## Problem requirements
Look through the data and write out every line with the word "title" in it.

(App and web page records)
-.-.-

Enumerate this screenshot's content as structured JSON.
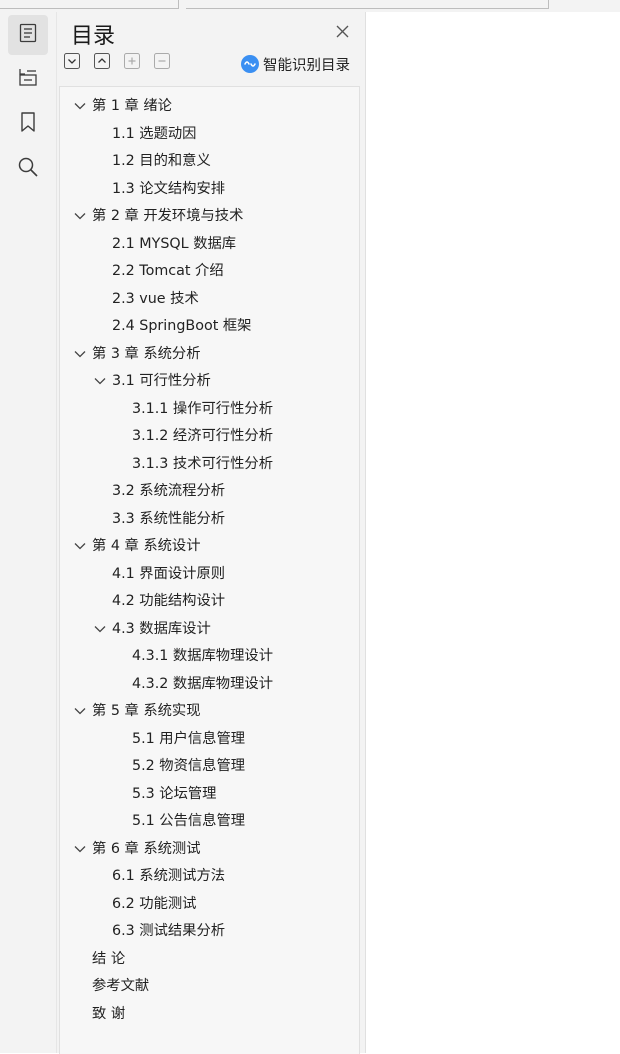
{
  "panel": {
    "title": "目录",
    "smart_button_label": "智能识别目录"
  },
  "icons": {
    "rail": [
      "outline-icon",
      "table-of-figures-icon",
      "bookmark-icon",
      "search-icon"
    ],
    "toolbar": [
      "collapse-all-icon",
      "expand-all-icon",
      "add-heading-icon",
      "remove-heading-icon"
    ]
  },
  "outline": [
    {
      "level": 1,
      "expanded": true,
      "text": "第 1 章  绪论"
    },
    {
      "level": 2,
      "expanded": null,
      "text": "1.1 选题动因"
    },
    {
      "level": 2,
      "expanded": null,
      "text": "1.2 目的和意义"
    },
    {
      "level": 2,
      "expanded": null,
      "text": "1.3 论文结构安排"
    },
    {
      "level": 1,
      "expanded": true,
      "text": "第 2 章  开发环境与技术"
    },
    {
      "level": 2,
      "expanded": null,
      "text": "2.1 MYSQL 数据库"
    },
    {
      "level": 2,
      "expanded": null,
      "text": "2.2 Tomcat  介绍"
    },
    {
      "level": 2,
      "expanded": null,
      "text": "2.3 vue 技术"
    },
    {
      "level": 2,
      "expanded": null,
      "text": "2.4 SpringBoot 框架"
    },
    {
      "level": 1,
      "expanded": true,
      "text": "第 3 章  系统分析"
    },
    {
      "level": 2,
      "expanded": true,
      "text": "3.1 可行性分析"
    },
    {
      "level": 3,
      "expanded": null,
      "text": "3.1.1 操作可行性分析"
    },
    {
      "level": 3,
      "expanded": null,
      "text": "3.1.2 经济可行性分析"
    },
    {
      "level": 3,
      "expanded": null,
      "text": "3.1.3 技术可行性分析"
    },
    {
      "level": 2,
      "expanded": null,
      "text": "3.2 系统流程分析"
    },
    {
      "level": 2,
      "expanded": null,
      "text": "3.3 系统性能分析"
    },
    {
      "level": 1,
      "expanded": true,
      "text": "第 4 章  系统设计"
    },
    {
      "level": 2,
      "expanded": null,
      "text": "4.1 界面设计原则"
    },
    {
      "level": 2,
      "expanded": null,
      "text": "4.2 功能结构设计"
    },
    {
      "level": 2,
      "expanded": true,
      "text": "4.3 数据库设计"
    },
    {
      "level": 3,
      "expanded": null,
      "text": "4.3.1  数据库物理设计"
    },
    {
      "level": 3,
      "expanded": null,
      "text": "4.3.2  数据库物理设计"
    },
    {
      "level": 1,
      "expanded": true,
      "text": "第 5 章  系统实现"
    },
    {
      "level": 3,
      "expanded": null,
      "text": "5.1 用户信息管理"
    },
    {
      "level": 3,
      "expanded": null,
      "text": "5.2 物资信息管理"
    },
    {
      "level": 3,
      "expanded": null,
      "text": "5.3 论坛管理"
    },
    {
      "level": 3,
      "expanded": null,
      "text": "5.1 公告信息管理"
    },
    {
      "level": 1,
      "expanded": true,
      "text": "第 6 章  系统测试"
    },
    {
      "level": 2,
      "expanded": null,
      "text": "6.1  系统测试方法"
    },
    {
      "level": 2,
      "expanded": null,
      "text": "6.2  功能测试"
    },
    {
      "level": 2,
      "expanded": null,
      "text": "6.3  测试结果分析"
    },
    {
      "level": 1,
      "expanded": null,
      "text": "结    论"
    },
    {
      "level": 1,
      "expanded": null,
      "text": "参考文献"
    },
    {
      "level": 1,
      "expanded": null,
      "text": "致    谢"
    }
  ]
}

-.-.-

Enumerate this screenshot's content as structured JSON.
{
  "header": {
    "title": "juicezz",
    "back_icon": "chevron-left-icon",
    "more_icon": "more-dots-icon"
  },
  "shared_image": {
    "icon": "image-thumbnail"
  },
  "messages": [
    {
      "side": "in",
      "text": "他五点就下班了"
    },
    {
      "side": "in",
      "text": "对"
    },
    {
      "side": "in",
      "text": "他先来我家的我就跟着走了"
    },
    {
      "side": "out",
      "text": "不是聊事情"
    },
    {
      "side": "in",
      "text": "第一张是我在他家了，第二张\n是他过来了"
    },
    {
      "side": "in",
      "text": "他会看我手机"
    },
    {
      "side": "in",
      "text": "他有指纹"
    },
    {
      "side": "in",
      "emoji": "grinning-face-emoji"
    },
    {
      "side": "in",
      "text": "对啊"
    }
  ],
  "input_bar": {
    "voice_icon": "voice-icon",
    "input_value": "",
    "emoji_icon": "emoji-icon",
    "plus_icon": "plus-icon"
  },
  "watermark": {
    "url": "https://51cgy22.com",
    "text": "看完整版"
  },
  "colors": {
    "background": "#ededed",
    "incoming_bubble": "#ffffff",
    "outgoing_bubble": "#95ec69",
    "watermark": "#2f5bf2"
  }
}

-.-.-

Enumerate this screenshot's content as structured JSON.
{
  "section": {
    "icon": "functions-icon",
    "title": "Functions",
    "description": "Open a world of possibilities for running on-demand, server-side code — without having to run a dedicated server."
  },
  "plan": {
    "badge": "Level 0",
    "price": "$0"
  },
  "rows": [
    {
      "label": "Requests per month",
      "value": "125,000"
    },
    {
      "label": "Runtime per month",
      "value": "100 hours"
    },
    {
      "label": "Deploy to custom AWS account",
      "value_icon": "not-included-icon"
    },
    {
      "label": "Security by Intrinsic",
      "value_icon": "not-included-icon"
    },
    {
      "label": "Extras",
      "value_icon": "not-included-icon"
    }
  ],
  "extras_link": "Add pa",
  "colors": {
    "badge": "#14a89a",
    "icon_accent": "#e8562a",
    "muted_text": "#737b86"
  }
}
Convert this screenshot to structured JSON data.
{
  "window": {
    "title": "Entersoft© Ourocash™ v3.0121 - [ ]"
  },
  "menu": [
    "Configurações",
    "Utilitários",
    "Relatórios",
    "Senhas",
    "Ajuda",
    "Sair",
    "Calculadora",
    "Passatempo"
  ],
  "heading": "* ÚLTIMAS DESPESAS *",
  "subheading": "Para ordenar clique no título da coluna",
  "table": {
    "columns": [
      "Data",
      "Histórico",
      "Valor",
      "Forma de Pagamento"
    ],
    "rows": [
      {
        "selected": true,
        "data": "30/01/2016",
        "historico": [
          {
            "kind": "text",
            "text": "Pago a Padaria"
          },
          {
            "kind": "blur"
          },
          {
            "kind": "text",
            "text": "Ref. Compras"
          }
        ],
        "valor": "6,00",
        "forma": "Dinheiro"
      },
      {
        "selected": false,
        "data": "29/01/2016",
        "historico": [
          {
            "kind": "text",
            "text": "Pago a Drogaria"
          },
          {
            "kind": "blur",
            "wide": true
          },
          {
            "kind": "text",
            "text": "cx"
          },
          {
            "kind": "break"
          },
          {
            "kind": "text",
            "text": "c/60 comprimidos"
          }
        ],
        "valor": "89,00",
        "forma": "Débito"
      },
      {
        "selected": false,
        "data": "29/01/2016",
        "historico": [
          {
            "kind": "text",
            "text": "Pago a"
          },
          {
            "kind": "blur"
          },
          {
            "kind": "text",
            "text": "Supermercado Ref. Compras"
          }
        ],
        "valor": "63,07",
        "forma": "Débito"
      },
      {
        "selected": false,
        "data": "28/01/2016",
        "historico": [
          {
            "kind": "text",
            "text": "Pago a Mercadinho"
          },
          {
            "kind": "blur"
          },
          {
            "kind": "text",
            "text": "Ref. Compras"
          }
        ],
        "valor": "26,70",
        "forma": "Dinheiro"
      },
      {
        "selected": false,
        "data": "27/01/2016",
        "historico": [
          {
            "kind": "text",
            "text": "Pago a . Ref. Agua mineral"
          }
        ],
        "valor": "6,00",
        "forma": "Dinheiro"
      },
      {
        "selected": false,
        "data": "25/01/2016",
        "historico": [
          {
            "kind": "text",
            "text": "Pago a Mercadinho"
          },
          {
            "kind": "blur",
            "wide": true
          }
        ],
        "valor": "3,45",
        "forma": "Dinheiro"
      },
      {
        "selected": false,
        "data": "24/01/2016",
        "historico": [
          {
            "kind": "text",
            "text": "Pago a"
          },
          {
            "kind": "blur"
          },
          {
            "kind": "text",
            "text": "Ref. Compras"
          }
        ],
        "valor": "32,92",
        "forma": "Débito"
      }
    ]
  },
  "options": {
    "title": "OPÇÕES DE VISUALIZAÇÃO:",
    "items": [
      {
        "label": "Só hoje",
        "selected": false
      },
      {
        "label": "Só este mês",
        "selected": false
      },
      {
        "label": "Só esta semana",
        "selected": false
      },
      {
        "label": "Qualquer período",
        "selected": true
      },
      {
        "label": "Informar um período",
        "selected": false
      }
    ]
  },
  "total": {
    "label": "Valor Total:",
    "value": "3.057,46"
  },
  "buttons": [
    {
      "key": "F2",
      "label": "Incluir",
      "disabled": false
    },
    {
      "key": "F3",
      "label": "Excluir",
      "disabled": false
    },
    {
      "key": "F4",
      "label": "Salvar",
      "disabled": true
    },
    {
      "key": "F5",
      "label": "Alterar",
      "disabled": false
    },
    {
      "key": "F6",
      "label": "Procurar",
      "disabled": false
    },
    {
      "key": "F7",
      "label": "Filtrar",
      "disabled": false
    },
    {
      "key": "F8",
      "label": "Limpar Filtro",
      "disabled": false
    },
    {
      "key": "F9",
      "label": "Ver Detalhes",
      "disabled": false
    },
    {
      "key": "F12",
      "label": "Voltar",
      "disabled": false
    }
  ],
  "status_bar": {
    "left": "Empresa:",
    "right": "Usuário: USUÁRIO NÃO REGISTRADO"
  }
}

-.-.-

## Problem solution
    "title": "目录",
    "title": "juicezz",
    "title": "Functions",
    "title": "Entersoft© Ourocash™ v3.0121 - [ ]"
    "title": "OPÇÕES DE VISUALIZAÇÃO:",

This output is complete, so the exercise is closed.